Why Old Places Matter: How Historic Places Affect Our Identity and Well-Being
Thompson M. Mayes
Rowman & Littlefield, September 2018
Hardcover | 8-3/4 x 11-1/4 inches | 168 pages | 74 illustrations | English | ISBN: 978-1538117682 | $45.00
Why Old Places Matter is the only book that explores the reasons that old places matter to people. Although people often feel very deeply about the old places of their lives, they don’t have the words to express why. This book brings these ideas together in evocative language and with illustrative images for a broad audience.
The book reveals the fundamentally important yet under-recognized role old places play in our lives. While many people feel a deep-seated connection to old places — from those who love old houses, to the millions of tourists who are drawn to historic cities, to the pilgrims who flock to ancient sites throughout the world — few can articulate why. The book explores these deep attachments people have with old places –the feelings of belonging, continuity, stability, identity and memory, as well as the more traditional reasons that old places have been deemed by society to be important, such as history, national identity, and architecture.
This book will be appealing to anyone who has ever loved an old place. But more importantly, it will be an useful resource to articulate why old places are meaningful to people and their communities.

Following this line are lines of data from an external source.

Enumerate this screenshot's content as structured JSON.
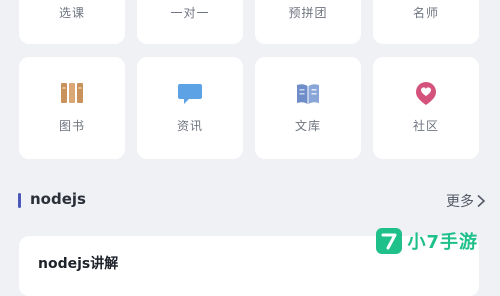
{
  "grid_row1": [
    {
      "label": "选课"
    },
    {
      "label": "一对一"
    },
    {
      "label": "预拼团"
    },
    {
      "label": "名师"
    }
  ],
  "grid_row2": [
    {
      "label": "图书",
      "icon": "books-icon",
      "color": "#c8925a"
    },
    {
      "label": "资讯",
      "icon": "chat-bubble-icon",
      "color": "#5ea2e6"
    },
    {
      "label": "文库",
      "icon": "open-book-icon",
      "color": "#6f8ec9"
    },
    {
      "label": "社区",
      "icon": "heart-pin-icon",
      "color": "#d4537c"
    }
  ],
  "section": {
    "title": "nodejs",
    "more_label": "更多"
  },
  "article": {
    "title": "nodejs讲解"
  },
  "watermark": {
    "text": "小7手游",
    "color": "#1fc08a"
  }
}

This book will help people understand that the feeling many have for old places is supported by a wide variety of fields, and that the continued existence of these old places is good. It will give people the words and phrases to understand and express why old places matter.
A couple weeks ago I went on a press tour of the TWA Hotel, a restoration and reuse of Eero Saarinen’s TWA Flight Center at JFK Airport. The new hotel uses the old terminal as a lobby with lounge, restaurant, and shops, and it features two new wings with hotel rooms that flank the 1962 building. It is a masterful restoration, courtesy of Beyer Blinder Belle, and one that seems like an no-brainer; who, after all, would not want to see Saarinen’s building given a second life? But before it was landmarked by NYC in 1994, the terminal was far from beloved by the people who used it. The terminal was basically obsolete the moment it opened, having been designed for small supersonics rather than large wide-body jets; travelers were greeted by a terminal unable to accommodate the crowds and long lines. The terminal closed in 2001, was mothballed by the Port Authority, and was eventually transformed into a hotel 18 years later — a preservation success story.
I’m bringing up the TWA Hotel in the context of Why Old Places Matter because one thought kept entering my mind when considering the saving and reusing of Saarinen’s building, regardless of the fact it was functionally deficient: it was built. The fact it existed meant its reuse had to be considered — in my mind at least. Its beauty made its preservation an obvious fact, but I think that just about any well-built building deserves to be saved, or at least have its reuse seriously considered. There are various reasons for this thought: reusing old buildings is sustainable, it maintains scale and historical continuity, and it gives architects a canvas against which new architecture can be designed. In the case of Lubrano Ciavarra Architects, who designed the curved wings of the TWA Hotel, they created a neutral backdrop for Saarinen’s bird-like creation. Whatever the case, I think the most interesting parts of cities — even airports — arise from the juxtaposition of old and new.
Why Old Places Matter by Thompson Mayes, vice president of the National Trust for Historic Preservation, does an excellent job in defining and explaining more than a dozen reasons for preserving old buildings, be it a centuries-old house or a 50-year-old airline terminal. It consists of fourteen short essays between six and ten pages, each one arguing why old places matter: memory, beauty, history, architecture, sustainability, and so forth. Some of the arguments that batted around my head in regards to TWA were reiterated by Mayes. Such is the strength of his book: Although he references articles, books, and interviews that address the preservation of places, his book puts those words together into an accessible package that should aid people in understanding the value of preservation and explaining it to others. I could see it being used by people — citizens, not necessarily professionals — who want to protect this or that building or landscape but need help in articulating the why. Born from a six-month stay at the American Academy in Rome, Why Old Places Matter might be aimed at protecting old American places but its lessons are universal.
Thompson McCord Mayes, vice president and senior counsel at the National Trust for Historic Preservation, has spent his professional career preserving old places. In 2013, Tom was awarded the National Endowment for the Arts Rome Prize in Historic Preservation by the American Academy in Rome, and subsequently spent a six-month residency in Rome as a Fellow of the Academy. The essays that are collected in this publication came about as a result of that experience.